This thesis examines how policy promoted as benefiting the users of human services can fail if it does not appreciate the front-line contexts its implementation depends on. The specific concern is how front-line practitioners in non-profit human services understood and responded to the application of service user rights policies to their practice settings.
The study begins with the Hawke–Keating period of government, and ends in the late 1990s. During the Hawke–Keating period service user rights policies were explicitly incorporated into a range of Commonwealth human service programs as one manifestation of the new program management (NPM) approach to accountability and control.
Four Australian human service programs were sampled: the Supported Accommodation Assistance Program (SAAP), the Home and Community Care Program (HACC), Adolescent Mediation and Family Therapy services (AMFT), and the Youth Homeless Pilot Programme (YHPP). Services from each program in Melbourne, Wollongong, Darwin and the Gold Coast were studied. Forwards and backwards mapping were used to examine the nexus between policy as intended, and policy as understood by those undertaking direct service delivery with young people.
The place ‘rights-talk’ had in the practice framework of these front-line practitioners was examined and compared with the espoused policy positions of the programs and the funded services they worked within. The various factors conditioning the workers’ approach to the service user rights aspects of practice were identified. The thesis concludes that front-line human service workers, whose practice is highly contextualised, thwart human service program design unless this design reflects the model of service delivery. Front-line bureaucracy theory was found to apply.
The study details the tension between the various contexts of front-line practice and the service user rights policy framework. The level of connection with people and social institutions in the life situation of the young service user, combined with the extent to which the mandated model of service delivery was flexible or prescribed, were found to influence front-line practitioners’ approach to service user rights.
The emergence and later failure of service user rights program logic to take hold was found to be a manifestation of the de-institutionalisation of non-profit organisations as they were required to re-orient the basis of their legitimacy to new public management ideals.
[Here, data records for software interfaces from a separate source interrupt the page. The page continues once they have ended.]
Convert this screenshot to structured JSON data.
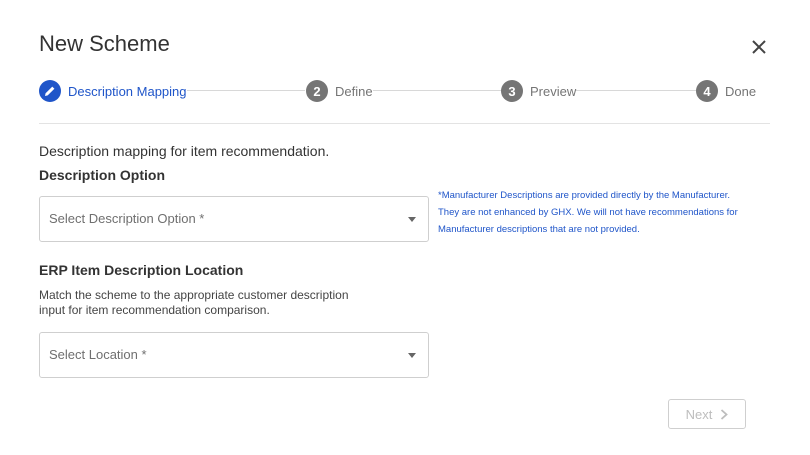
{
  "dialog": {
    "title": "New Scheme"
  },
  "stepper": {
    "steps": [
      {
        "number": "",
        "label": "Description Mapping",
        "state": "active",
        "icon": "pencil-icon"
      },
      {
        "number": "2",
        "label": "Define",
        "state": "inactive"
      },
      {
        "number": "3",
        "label": "Preview",
        "state": "inactive"
      },
      {
        "number": "4",
        "label": "Done",
        "state": "inactive"
      }
    ]
  },
  "content": {
    "intro": "Description mapping for item recommendation.",
    "description_option": {
      "heading": "Description Option",
      "placeholder": "Select Description Option *"
    },
    "manufacturer_note": "*Manufacturer Descriptions are provided directly by the Manufacturer. They are not enhanced by GHX. We will not have recommendations for Manufacturer descriptions that are not provided.",
    "erp_location": {
      "heading": "ERP Item Description Location",
      "help": "Match the scheme to the appropriate customer description input for item recommendation comparison.",
      "placeholder": "Select Location *"
    }
  },
  "footer": {
    "next_label": "Next",
    "next_disabled": true
  },
  "colors": {
    "accent": "#1f55c9",
    "inactive_step": "#757575",
    "disabled_text": "#bdbdbd"
  }
}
The significance of the thesis lies in its contribution to understanding the nexus between human service policy and front-line practice. More specifically, it assists in theory development about the relationship between emergent ideas about human service delivery and the contexts of their implementation.